(Beginning of Data to examine)

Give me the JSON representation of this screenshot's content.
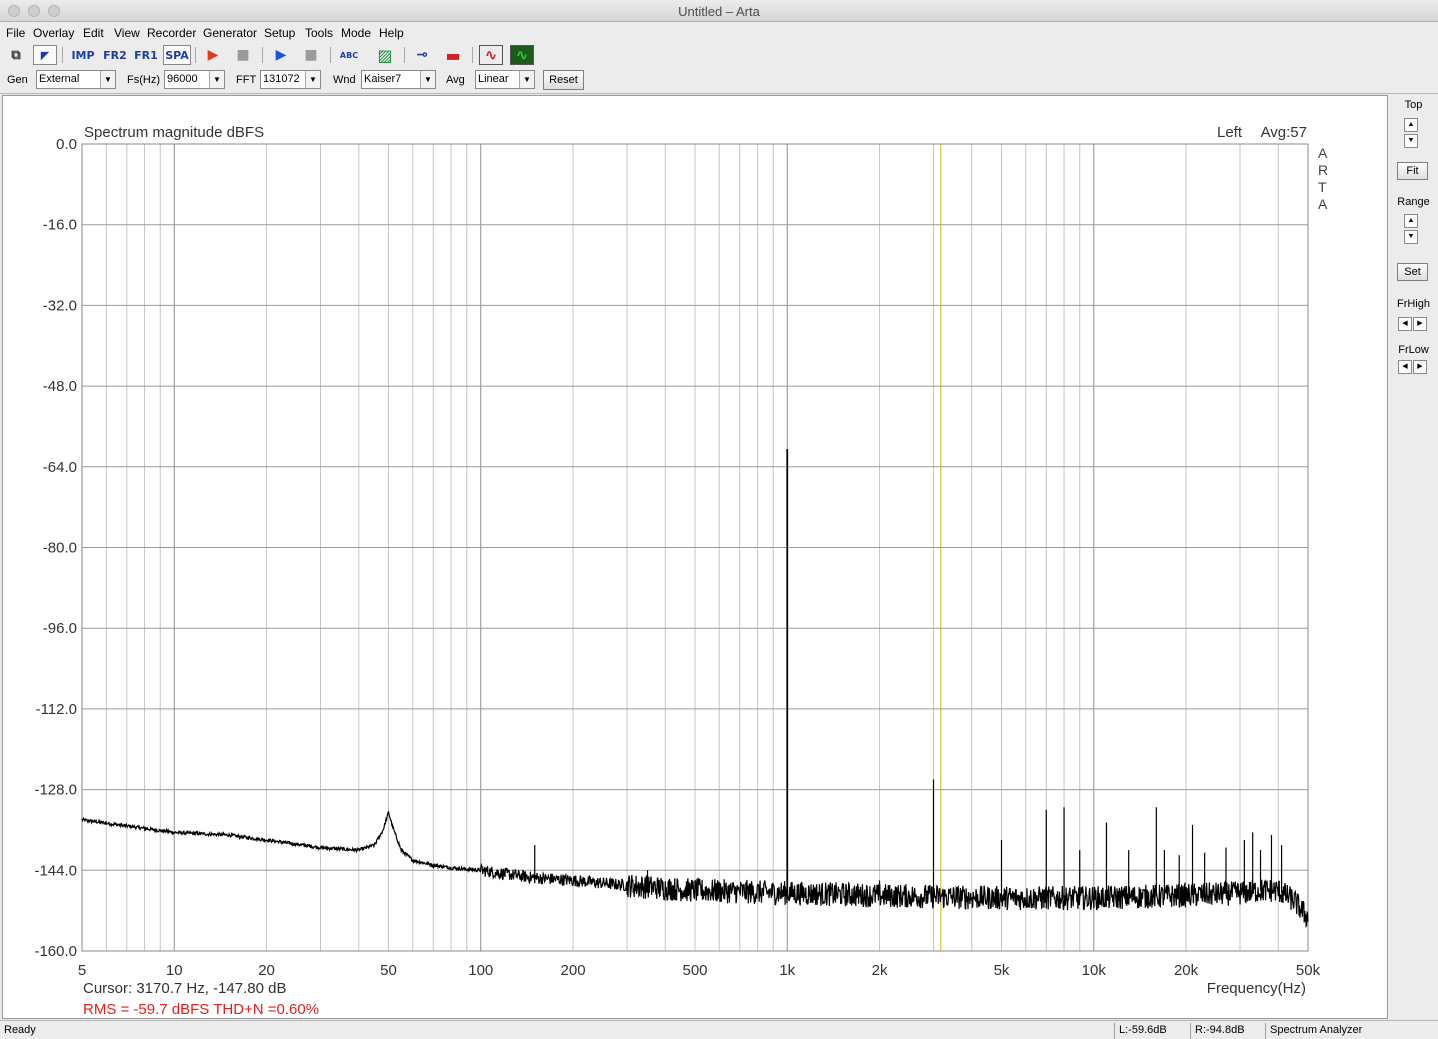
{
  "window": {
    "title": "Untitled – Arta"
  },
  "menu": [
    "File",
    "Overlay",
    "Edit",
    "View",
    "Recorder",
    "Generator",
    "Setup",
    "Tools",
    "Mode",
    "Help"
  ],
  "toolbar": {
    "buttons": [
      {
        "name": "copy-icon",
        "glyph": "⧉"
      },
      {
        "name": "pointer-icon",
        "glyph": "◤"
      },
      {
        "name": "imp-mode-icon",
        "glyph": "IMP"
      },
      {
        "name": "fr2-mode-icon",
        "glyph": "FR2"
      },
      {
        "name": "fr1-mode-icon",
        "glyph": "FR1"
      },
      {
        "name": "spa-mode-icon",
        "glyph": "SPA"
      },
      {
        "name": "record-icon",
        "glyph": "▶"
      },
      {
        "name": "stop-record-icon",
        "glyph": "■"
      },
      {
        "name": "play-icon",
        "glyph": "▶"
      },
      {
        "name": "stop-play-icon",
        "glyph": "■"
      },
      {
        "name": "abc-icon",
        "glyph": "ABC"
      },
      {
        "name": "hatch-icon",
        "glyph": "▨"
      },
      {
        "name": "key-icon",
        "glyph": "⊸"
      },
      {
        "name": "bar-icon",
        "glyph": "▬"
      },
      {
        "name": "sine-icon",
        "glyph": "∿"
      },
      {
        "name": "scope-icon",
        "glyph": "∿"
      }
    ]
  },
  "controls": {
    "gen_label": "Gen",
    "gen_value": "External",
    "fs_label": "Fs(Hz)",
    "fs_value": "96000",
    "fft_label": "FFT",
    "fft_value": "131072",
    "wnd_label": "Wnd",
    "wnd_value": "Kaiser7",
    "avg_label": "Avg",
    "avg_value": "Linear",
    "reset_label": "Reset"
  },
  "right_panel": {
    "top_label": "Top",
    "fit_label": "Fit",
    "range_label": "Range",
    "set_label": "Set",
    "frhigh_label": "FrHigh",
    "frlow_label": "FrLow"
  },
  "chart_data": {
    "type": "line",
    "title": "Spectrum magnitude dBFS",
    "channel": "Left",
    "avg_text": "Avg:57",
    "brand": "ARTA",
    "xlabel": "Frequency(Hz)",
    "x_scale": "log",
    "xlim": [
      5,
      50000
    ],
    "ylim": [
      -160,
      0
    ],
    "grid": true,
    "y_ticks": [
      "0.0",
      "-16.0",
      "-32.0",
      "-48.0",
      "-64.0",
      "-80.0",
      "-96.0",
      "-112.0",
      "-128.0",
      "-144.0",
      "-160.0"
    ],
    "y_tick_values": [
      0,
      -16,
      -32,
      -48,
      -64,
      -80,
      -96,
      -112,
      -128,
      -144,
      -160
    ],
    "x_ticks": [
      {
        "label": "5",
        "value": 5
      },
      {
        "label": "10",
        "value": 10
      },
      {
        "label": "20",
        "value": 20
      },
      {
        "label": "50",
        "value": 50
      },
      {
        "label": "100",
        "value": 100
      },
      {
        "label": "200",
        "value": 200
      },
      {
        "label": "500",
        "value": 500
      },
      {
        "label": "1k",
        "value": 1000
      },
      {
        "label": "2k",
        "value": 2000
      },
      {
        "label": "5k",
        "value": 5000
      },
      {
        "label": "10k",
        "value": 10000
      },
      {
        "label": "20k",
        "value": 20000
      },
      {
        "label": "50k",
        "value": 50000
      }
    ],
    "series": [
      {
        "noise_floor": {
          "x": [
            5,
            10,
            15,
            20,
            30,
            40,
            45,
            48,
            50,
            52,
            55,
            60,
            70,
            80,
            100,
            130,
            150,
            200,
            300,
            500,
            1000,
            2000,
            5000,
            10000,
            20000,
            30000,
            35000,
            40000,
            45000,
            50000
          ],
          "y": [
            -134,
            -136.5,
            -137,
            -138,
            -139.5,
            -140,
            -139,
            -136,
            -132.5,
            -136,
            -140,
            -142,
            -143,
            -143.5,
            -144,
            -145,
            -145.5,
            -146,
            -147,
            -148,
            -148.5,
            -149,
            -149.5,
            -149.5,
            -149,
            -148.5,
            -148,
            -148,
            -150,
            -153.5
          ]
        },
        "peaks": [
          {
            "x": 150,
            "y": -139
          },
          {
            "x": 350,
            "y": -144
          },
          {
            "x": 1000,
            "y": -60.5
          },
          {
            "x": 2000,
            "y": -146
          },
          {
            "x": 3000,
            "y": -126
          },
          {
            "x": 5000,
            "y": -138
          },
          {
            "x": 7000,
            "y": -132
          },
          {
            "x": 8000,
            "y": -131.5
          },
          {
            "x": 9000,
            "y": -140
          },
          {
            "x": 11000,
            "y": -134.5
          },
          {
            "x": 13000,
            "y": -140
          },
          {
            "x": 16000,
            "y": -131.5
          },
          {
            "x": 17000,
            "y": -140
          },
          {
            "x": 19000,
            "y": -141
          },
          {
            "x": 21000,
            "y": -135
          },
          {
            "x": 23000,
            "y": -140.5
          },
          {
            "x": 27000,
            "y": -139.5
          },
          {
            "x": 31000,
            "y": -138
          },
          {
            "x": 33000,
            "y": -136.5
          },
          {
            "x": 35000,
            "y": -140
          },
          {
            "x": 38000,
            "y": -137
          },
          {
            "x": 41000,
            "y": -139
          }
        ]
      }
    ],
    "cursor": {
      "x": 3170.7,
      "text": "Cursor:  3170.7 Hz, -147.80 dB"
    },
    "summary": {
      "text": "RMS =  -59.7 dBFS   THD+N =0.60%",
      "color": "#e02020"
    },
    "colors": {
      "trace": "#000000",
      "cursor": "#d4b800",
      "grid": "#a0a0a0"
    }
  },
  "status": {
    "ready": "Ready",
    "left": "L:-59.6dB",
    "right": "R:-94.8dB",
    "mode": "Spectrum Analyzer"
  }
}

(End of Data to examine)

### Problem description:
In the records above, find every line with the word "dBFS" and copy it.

### Task solution:
    "title": "Spectrum magnitude dBFS",
      "text": "RMS =  -59.7 dBFS   THD+N =0.60%",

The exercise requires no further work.